The Significance of LINE-1 in Huntington Disease

Wahibah Hannan Huntington Disease (HD) is an autosomal dominant neurodegenerative disorder characterized by progressive motor impairment, psychiatric disturbances, and cognitive decline1. HD is caused by an expansion of a CAG trinucleotide repeat in the huntingtin gene. The mutant huntingtin protein gains toxic function and results in neurodegeneration, specifically in the…
Engineering Medicine Featured Abstracts Neuroscience

CSF Aβ42/Aβ40 is a Potential Predictor of AD Pathology in Comparison to Other Available Biomarkers

Claire Sweeney and Ian Murray, PhD Introduction. Alzheimer’s disease (AD) is a neurodegenerative disease in which tau and amyloid proteins misfold to form pathological neurofibrillary tangles and amyloid plaques.6 There are an estimated 50 million AD patients worldwide and this number is expected to triple by 2050 as the increasing…
Engineering Medicine Neuroscience

Plasma Osteopontin As A Biomarker to Diagnose and Assess Pediatric Traumatic Brain Injury

Sindhura Sridhar Introduction. Pediatric traumatic brain injury (pTBI) is the leading cause of death and disability in children, impacting 475,000 children in the US between the ages 0-14 annually1. Children who experience at least one traumatic brain injury (TBI) are at risk for developing long-term physical, cognitive, and psychological consequences2.…
Engineering Medicine Neuroscience

Nerve Graft Conduits are Beginning to Achieve the Efficacy of Autografts in Radial Nerve Regeneration

James Landry Lilly Introduction. Radial nerve palsies are a broad nerve deficit involving pain, weakness, or loss of function in the extensor forearm and posterior hand. These injuries can commonly be associated with humerus shaft fractures, which are most often caused by motor vehicle accidents, gunshot wounds, and falls from…
Engineering Medicine Neuroscience

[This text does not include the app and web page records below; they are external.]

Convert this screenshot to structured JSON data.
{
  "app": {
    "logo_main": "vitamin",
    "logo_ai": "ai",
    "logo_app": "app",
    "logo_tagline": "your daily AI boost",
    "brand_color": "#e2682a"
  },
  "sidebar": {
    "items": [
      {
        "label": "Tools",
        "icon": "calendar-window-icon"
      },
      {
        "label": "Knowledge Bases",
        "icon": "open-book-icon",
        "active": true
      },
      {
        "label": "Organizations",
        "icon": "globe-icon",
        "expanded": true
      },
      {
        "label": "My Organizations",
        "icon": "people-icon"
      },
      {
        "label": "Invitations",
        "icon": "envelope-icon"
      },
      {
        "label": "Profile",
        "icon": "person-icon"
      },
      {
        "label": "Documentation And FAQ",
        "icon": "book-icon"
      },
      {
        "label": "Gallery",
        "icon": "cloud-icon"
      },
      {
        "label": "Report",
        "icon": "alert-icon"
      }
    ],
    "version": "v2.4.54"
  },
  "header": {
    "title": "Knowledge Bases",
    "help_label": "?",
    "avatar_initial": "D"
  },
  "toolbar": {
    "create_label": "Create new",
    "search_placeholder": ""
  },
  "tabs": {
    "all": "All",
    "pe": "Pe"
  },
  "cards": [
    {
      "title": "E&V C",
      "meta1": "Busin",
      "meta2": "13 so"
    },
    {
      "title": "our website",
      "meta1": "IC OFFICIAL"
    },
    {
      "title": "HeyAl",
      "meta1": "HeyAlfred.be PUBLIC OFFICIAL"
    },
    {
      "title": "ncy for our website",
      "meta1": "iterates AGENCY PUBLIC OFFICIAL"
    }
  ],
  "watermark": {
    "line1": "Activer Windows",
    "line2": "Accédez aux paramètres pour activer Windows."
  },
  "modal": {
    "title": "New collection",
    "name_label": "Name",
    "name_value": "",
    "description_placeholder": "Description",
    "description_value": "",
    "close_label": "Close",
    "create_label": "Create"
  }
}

Reverse Transcription Pathways Offer Novel Targets for Pharmacological Modulation in the Pathogenesis of Alzheimer’s Disease

Scott Heston Introduction: Multiple processes are theorized to contribute to spontaneous Alzheimer’s Disease (AD). In vivo diagnosis of AD has only become possible in the last decade and requires several measurements including tau and beta-amyloid correlates1. The newfound ability to diagnose AD pre mortem has enabled informed selection of study…
Engineering Medicine Neuroscience

Applications of Functional Connectivity in Assessing Brain Network Damage in Multiple Sclerosis Patients

Khue Tran and Ian Murray, PhD Introduction: Multiple sclerosis (MS) is a chronic autoimmune, inflammatory disease of the central nervous system, characterized by acute demyelinating attacks and progressive neurodegeneration.1-4 MS can manifest into a wide range of symptoms, including physical disability, cognitive impairment, and decreased quality of life.3-5 Although the…
Engineering Medicine Featured Abstracts Neuroscience

The Role of Amyloid Β Plaque Accumulation in Retinal Thickness/Density Changes Observed in Patients With Alzheimer’s Disease and the Potential for Their Use as Disease Biomarkers

Andrew Chapman Introduction: Alzheimer’s disease (AD), is a neurodegenerative disease characterized pathologically by the progressive replacement of neurons with fibrillar amyloid β (Aβ) peptide in extracellular senile plaques and tau filaments in intracellular neurofibrillary tangles. Apolipoprotein E (apoE) is a lipid carrier in both the peripheral and the central nervous…
Neuroscience